═════ DATASET EXCERPTS

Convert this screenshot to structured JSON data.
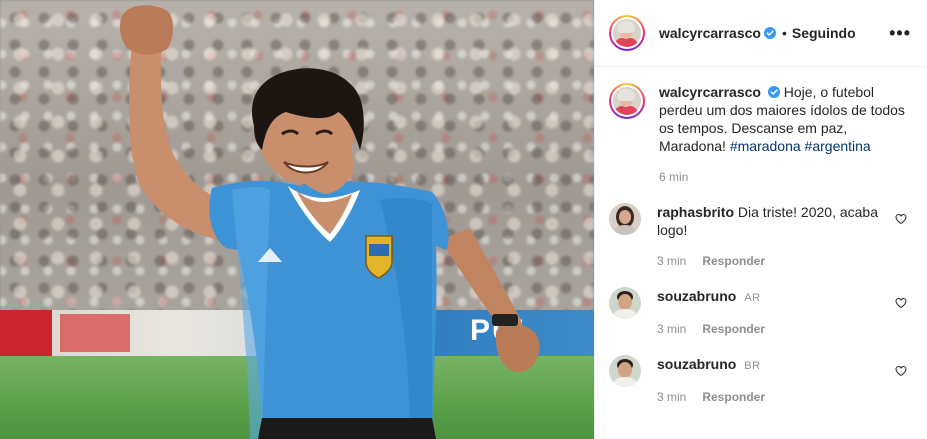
{
  "post": {
    "author": {
      "username": "walcyrcarrasco",
      "verified": true,
      "follow_status": "Seguindo",
      "separator": "•"
    },
    "more_options_label": "•••",
    "caption": {
      "username": "walcyrcarrasco",
      "text": "Hoje, o futebol perdeu um dos maiores ídolos de todos os tempos. Descanse em paz, Maradona!",
      "hashtag_1": "#maradona",
      "hashtag_2": "#argentina",
      "time": "6 min"
    },
    "photo": {
      "billboard_text": "PUI"
    },
    "comments": [
      {
        "username": "raphasbrito",
        "flag": "",
        "text": "Dia triste! 2020, acaba logo!",
        "time": "3 min",
        "reply_label": "Responder"
      },
      {
        "username": "souzabruno",
        "flag": "AR",
        "text": "",
        "time": "3 min",
        "reply_label": "Responder"
      },
      {
        "username": "souzabruno",
        "flag": "BR",
        "text": "",
        "time": "3 min",
        "reply_label": "Responder"
      }
    ]
  },
  "colors": {
    "text": "#262626",
    "secondary": "#8e8e8e",
    "hashtag": "#00376b",
    "verified": "#3897f0",
    "border": "#efefef"
  },
  "icons": {
    "verified": "verified-badge-icon",
    "like": "heart-outline-icon",
    "more": "ellipsis-icon"
  }
}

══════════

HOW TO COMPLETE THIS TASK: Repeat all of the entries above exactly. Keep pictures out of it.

WRITTEN RESPONSE:
Convert this screenshot to structured JSON data.
{
  "post": {
    "author": {
      "username": "walcyrcarrasco",
      "verified": true,
      "follow_status": "Seguindo",
      "separator": "•"
    },
    "more_options_label": "•••",
    "caption": {
      "username": "walcyrcarrasco",
      "text": "Hoje, o futebol perdeu um dos maiores ídolos de todos os tempos. Descanse em paz, Maradona!",
      "hashtag_1": "#maradona",
      "hashtag_2": "#argentina",
      "time": "6 min"
    },
    "photo": {
      "billboard_text": "PUI"
    },
    "comments": [
      {
        "username": "raphasbrito",
        "flag": "",
        "text": "Dia triste! 2020, acaba logo!",
        "time": "3 min",
        "reply_label": "Responder"
      },
      {
        "username": "souzabruno",
        "flag": "AR",
        "text": "",
        "time": "3 min",
        "reply_label": "Responder"
      },
      {
        "username": "souzabruno",
        "flag": "BR",
        "text": "",
        "time": "3 min",
        "reply_label": "Responder"
      }
    ]
  },
  "colors": {
    "text": "#262626",
    "secondary": "#8e8e8e",
    "hashtag": "#00376b",
    "verified": "#3897f0",
    "border": "#efefef"
  },
  "icons": {
    "verified": "verified-badge-icon",
    "like": "heart-outline-icon",
    "more": "ellipsis-icon"
  }
}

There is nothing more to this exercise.